The Nuffield Dyspraxia Programme (NDP3) and the Evidence Base
The treatment approach of the Nuffield Dyspraxia Programme (NDP3) has been evaluated in a randomised controlled trial (RCT) and in a number of single case studies.
It is included as an intervention on The Communication Trust’s What Works database and currently has a rating of moderate evidence, in line with other published speech interventions. Within the evidence, successful outcomes have been reported for NDP3 both in the RCT and in case studies.
Randomised Controlled Trial (Murray, McCabe & Ballard, 2015)
Twenty-six children, aged 4 to 12 years, diagnosed with mild to severe Childhood Apraxia of Speech (CAS) were randomly assigned to receive treatment either with the NDP3 or with Rapid Syllable Transition (ReST) treatment. Treatment was delivered intensively in one hour sessions, four days a week over a three week period by student speech and language pathologists attending the University of Sydney, who were trained and supervised closely by the authors. The results showed large treatment effects and significant generalisation to untreated stimuli for both interventions. Therefore, both NDP3 and ReST treatment were found to have support for clinical use.
For further details, see:
Murray, E. McCabe, P., & Ballard, K (2015) A randomized controlled trial for children with childhood apraxia of speech comparing Rapid syllable transition treatment and the Nuffield Dyspraxia Programme (3rd edition). Journal of Speech, Language & Hearing Research, vol 58 (3), 669-686.
Murray,E, McCabe,P & Ballard, K.J (2012) A comparison of two treatments for childhood apraxia of speech: methods and treatment protocol for a parallel group randomised control trial.

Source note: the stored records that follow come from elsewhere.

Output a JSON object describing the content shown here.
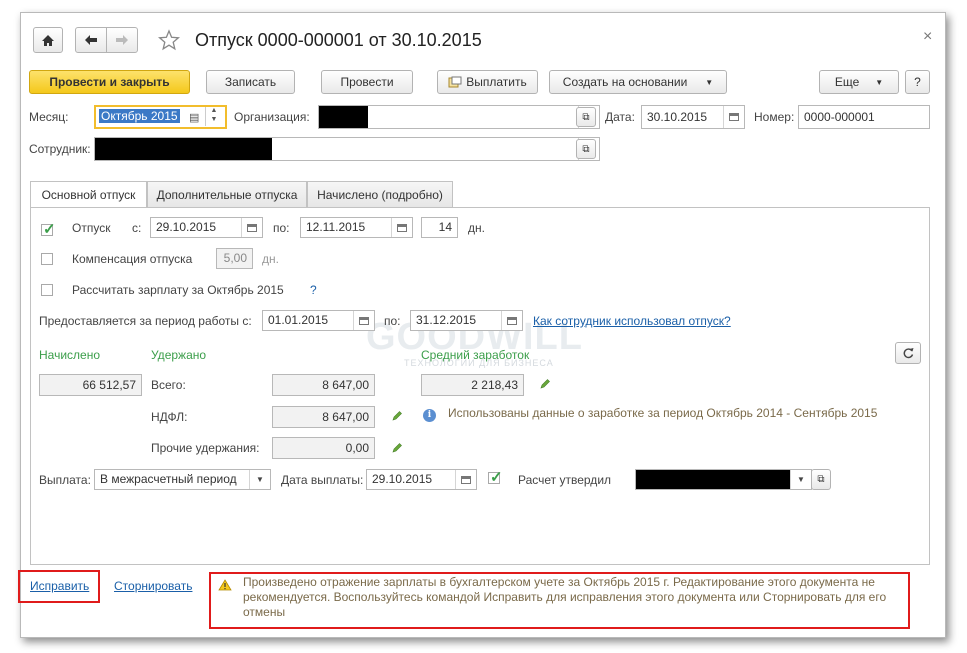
{
  "window": {
    "title": "Отпуск 0000-000001 от 30.10.2015",
    "close": "×"
  },
  "toolbar": {
    "post_close": "Провести и закрыть",
    "save": "Записать",
    "post": "Провести",
    "pay": "Выплатить",
    "create_based": "Создать на основании",
    "more": "Еще",
    "help": "?"
  },
  "header": {
    "month_label": "Месяц:",
    "month_value": "Октябрь 2015",
    "org_label": "Организация:",
    "date_label": "Дата:",
    "date_value": "30.10.2015",
    "number_label": "Номер:",
    "number_value": "0000-000001",
    "employee_label": "Сотрудник:"
  },
  "tabs": [
    "Основной отпуск",
    "Дополнительные отпуска",
    "Начислено (подробно)"
  ],
  "vacation": {
    "label": "Отпуск",
    "from_label": "с:",
    "from": "29.10.2015",
    "to_label": "по:",
    "to": "12.11.2015",
    "days": "14",
    "days_unit": "дн.",
    "compensation_label": "Компенсация отпуска",
    "compensation_days": "5,00",
    "compensation_unit": "дн.",
    "recalc_label": "Рассчитать зарплату за Октябрь 2015",
    "recalc_help": "?",
    "period_label": "Предоставляется за период работы с:",
    "period_from": "01.01.2015",
    "period_to_label": "по:",
    "period_to": "31.12.2015",
    "usage_link": "Как сотрудник использовал отпуск?"
  },
  "totals": {
    "accrued_label": "Начислено",
    "accrued_value": "66 512,57",
    "withheld_label": "Удержано",
    "total_label": "Всего:",
    "total_value": "8 647,00",
    "ndfl_label": "НДФЛ:",
    "ndfl_value": "8 647,00",
    "other_label": "Прочие удержания:",
    "other_value": "0,00",
    "avg_label": "Средний заработок",
    "avg_value": "2 218,43",
    "info_text": "Использованы данные о заработке за период Октябрь 2014 - Сентябрь 2015"
  },
  "payment": {
    "label": "Выплата:",
    "value": "В межрасчетный период",
    "date_label": "Дата выплаты:",
    "date_value": "29.10.2015",
    "approved_label": "Расчет утвердил"
  },
  "watermark": {
    "brand": "GOODWILL",
    "tagline": "ТЕХНОЛОГИИ ДЛЯ БИЗНЕСА"
  },
  "footer": {
    "fix_link": "Исправить",
    "reverse_link": "Сторнировать",
    "warning": "Произведено отражение зарплаты в бухгалтерском учете за Октябрь 2015 г. Редактирование этого документа не рекомендуется. Воспользуйтесь командой Исправить для исправления этого документа или Сторнировать для его отмены"
  },
  "colors": {
    "accent_yellow": "#f4c81b",
    "section_green": "#3b9e4a",
    "link_blue": "#1a5fa8",
    "highlight_red": "#e01b1b"
  }
}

BMC Paediatrics, 2012, 12:112.
A second RCT investigating the use of NDP3 treatment in tablet form is currently taking place at the University of Sydney.
- Six descriptive case studies are included in Chapter 7 of the Therapy manual of NDP3 (Williams and Stephens, 2004). These case studies demonstrate treatment planning and the NDP3 therapy approach in specific children, aged 4-12 years. The children all achieved intelligible speech following intervention but the duration and quantity of therapy varied and the treatment was delivered by different speech and language therapists.
- Saunders (2006) reported a single case study of a 3 year old child called Caelen, who had a dual diagnosis of autism spectrum disorder and developmental verbal dyspraxia (DVD). Saunders (2006) followed the principles of the NDP3 treatment approach and utilized the NDP3 picture resources and delivered the treatment in once weekly therapy sessions, supported by practice at home and at nursery. Caelen was reported to have made excellent progress with his speech and expressive language development, following intervention.
For further details, see:
Saunders, H. (2006) How I (2): Phonology never too soon to start. Speech and Language Therapy in Practice, Summer 2006 27-28. www.speechmag.com
- Teal (2005) reported a single case study of Ruth, aged 6 ;11 years, who had persisting speech difficulties. NDP3 and Core vocabulary (Dodd, 2005) were utilized during a course of intensive therapy and both were found to be effective in bringing about change, but in different aspects of Ruth’s speech processing system. Furthermore NDP3 also produced significant generalization to untreated words.
For further information, see:
Teal, J (2005) An investigation into classification approaches and therapy outcomes for a child with a severe persisting speech difficulty. Unpublished MMedSci. Dissertation. Department of Human Communication Sciences, University of Sheffield.
Williams, P & Stephens, H (2010) The Nuffield Centre Dyspraxia Programme, (chapter 7, p.159-177), in Williams, L, McLeod, S & McCauley R (eds.) (2010) Interventions for Speech Sound Disorders in Children. Baltimore, Maryland. Brookes Publishing Co.